In the Soviet Union, Bochkareva was conveniently forgotten. The same fate befell Larissa Reisner, who had a problematic class background and was too entangled with disagreeable figures such as Trotsky and Radek. Still, during World War II the Soviet Union was the only country that allowed women to have combat roles. They served as snipers and fighter pilots, and as medics on the front. The approximately 250,000 Soviet women who not only wore the uniform but underwent military training constituted less than one percent of the Red Army’s personnel from 1941 to 1945, but in a struggle that concerned the nation’s very survival, their efforts were of moral importance.

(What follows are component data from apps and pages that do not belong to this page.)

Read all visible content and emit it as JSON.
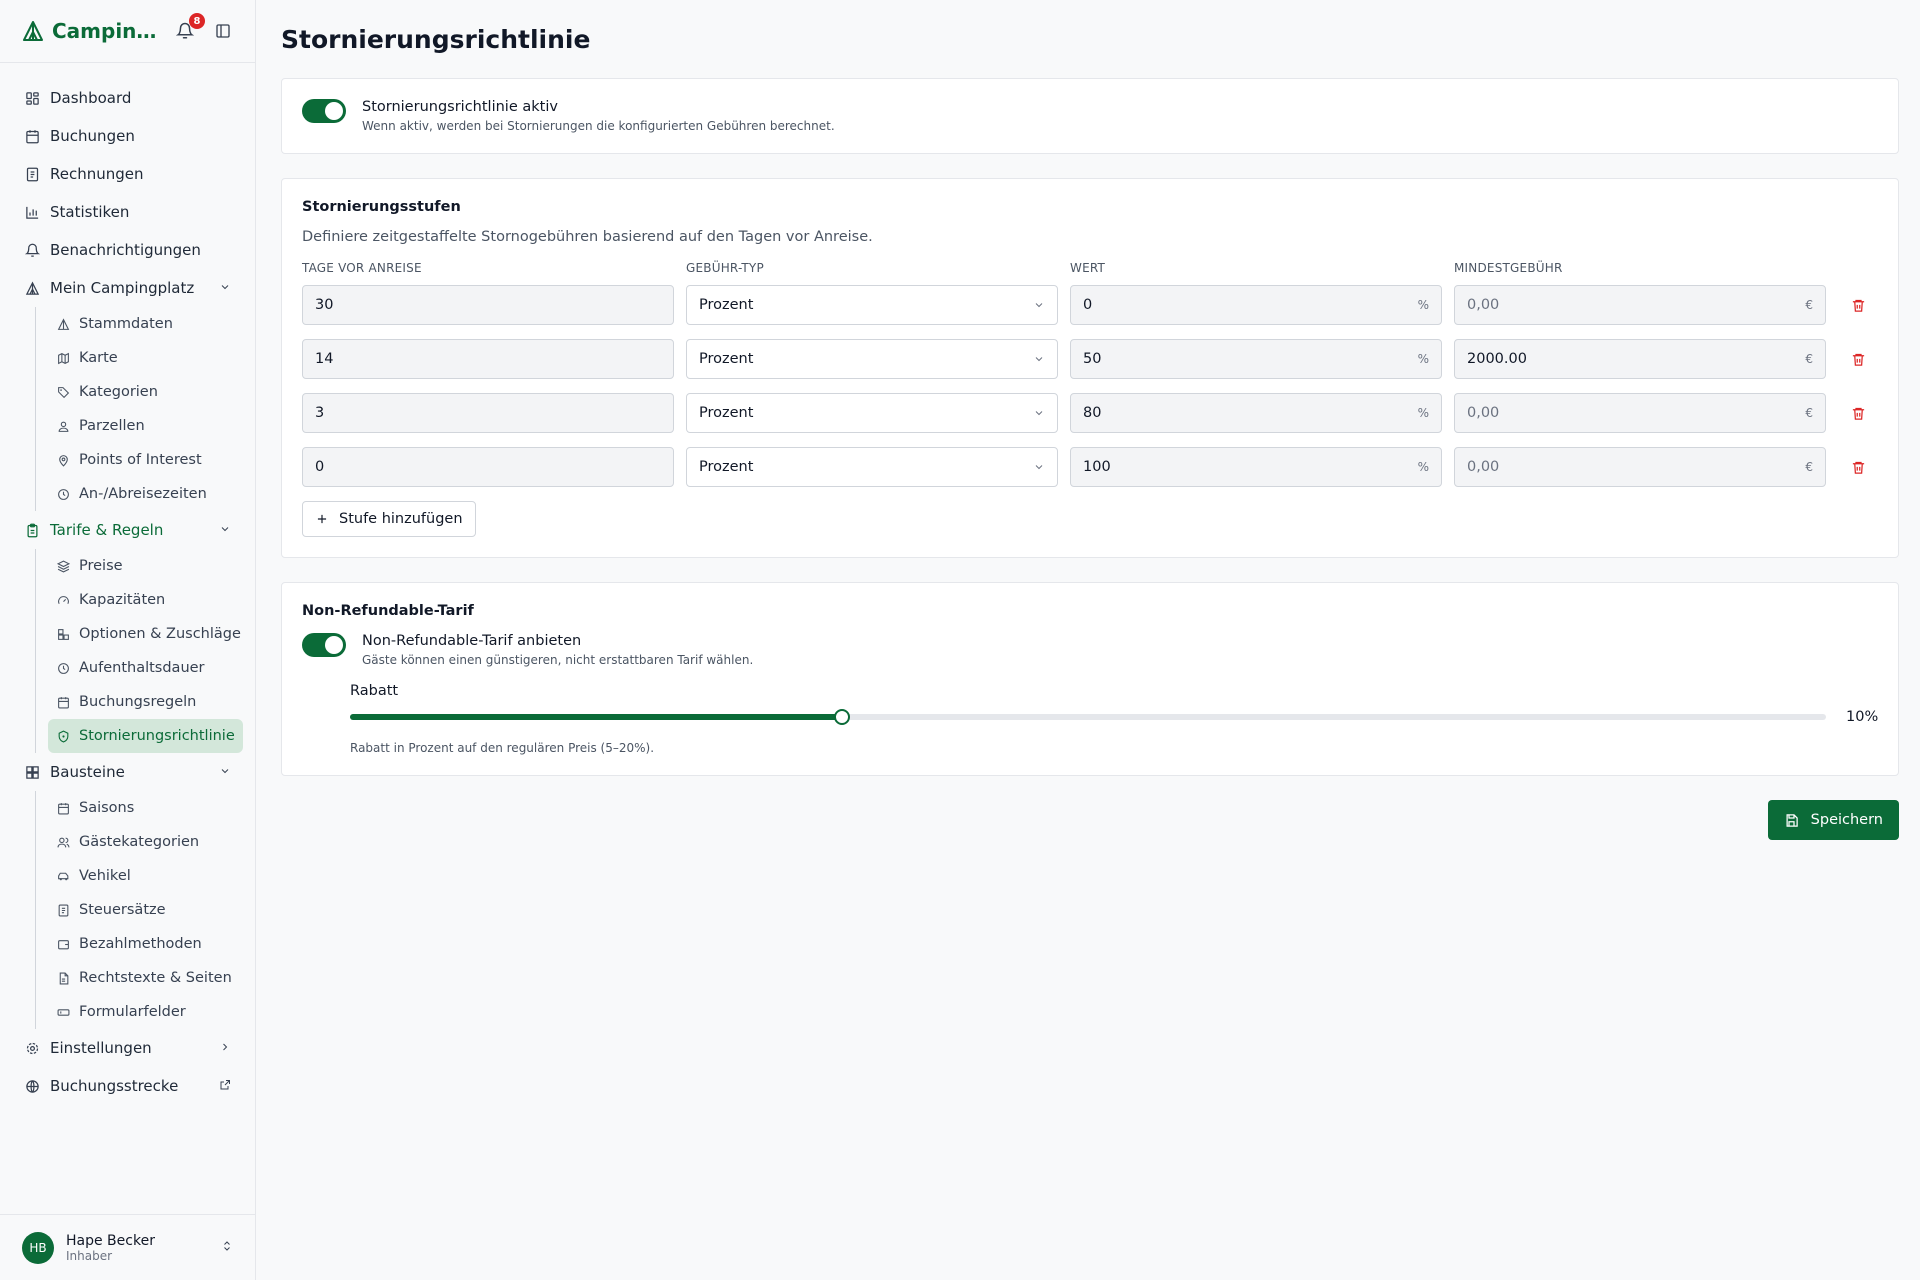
{
  "app": {
    "name": "Campin…",
    "notifications": "8"
  },
  "nav": {
    "dashboard": "Dashboard",
    "buchungen": "Buchungen",
    "rechnungen": "Rechnungen",
    "statistiken": "Statistiken",
    "benachrichtigungen": "Benachrichtigungen",
    "mein_campingplatz": "Mein Campingplatz",
    "mein_sub": [
      "Stammdaten",
      "Karte",
      "Kategorien",
      "Parzellen",
      "Points of Interest",
      "An-/Abreisezeiten"
    ],
    "tarife": "Tarife & Regeln",
    "tarife_sub": [
      "Preise",
      "Kapazitäten",
      "Optionen & Zuschläge",
      "Aufenthaltsdauer",
      "Buchungsregeln",
      "Stornierungsrichtlinie"
    ],
    "bausteine": "Bausteine",
    "bausteine_sub": [
      "Saisons",
      "Gästekategorien",
      "Vehikel",
      "Steuersätze",
      "Bezahlmethoden",
      "Rechtstexte & Seiten",
      "Formularfelder"
    ],
    "einstellungen": "Einstellungen",
    "buchungsstrecke": "Buchungsstrecke"
  },
  "user": {
    "initials": "HB",
    "name": "Hape Becker",
    "role": "Inhaber"
  },
  "page": {
    "title": "Stornierungsrichtlinie"
  },
  "policy": {
    "toggle_label": "Stornierungsrichtlinie aktiv",
    "toggle_desc": "Wenn aktiv, werden bei Stornierungen die konfigurierten Gebühren berechnet.",
    "enabled": true
  },
  "tiers": {
    "title": "Stornierungsstufen",
    "description": "Definiere zeitgestaffelte Stornogebühren basierend auf den Tagen vor Anreise.",
    "columns": [
      "Tage vor Anreise",
      "Gebühr-Typ",
      "Wert",
      "Mindestgebühr"
    ],
    "rows": [
      {
        "days": "30",
        "type": "Prozent",
        "value": "0",
        "unit": "%",
        "min_fee": "0,00",
        "currency": "€"
      },
      {
        "days": "14",
        "type": "Prozent",
        "value": "50",
        "unit": "%",
        "min_fee": "2000.00",
        "currency": "€"
      },
      {
        "days": "3",
        "type": "Prozent",
        "value": "80",
        "unit": "%",
        "min_fee": "0,00",
        "currency": "€"
      },
      {
        "days": "0",
        "type": "Prozent",
        "value": "100",
        "unit": "%",
        "min_fee": "0,00",
        "currency": "€"
      }
    ],
    "add_label": "Stufe hinzufügen"
  },
  "nonrefundable": {
    "title": "Non-Refundable-Tarif",
    "toggle_label": "Non-Refundable-Tarif anbieten",
    "toggle_desc": "Gäste können einen günstigeren, nicht erstattbaren Tarif wählen.",
    "enabled": true,
    "slider_label": "Rabatt",
    "slider_value": "10%",
    "slider_fraction": 0.333,
    "slider_hint": "Rabatt in Prozent auf den regulären Preis (5–20%)."
  },
  "actions": {
    "save": "Speichern"
  },
  "colors": {
    "accent": "#0b6b38",
    "danger": "#dc2626"
  }
}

As with Bochkareva’s death battalion, their presence would spur men on to sacrifice.

As Enerud points out, Bochkareva’s life story fits well with the Russian myth of “the holy idiot”. She lives a fairly ordinary Russian woman’s life until she suddenly receives a calling, and then she challenges the prevailing order in words and actions, turns everything upside-down in order to serve the Russian people, and in the end dies as a martyr at the hands of the irreverent Bolsheviks. According to the author, it is thus by no means impossible that she will be declared a saint in Vladimir Putin’s Russia, where she has been increasingly celebrated in recent years, and where the need for heroes and role models has now become particularly acute.≈

Note: The review has previously been published in the Swedish magazine Respons, no. 5, 2015.


Låt oss dö som hjältar: kvinnliga soldater i revolutionens Ryssland [Let us die as heroes: Female soldiers in the Russia of the Revolution and the Civil War] Per Enerud, Carlsson Bokförlag 2014, 275 pages.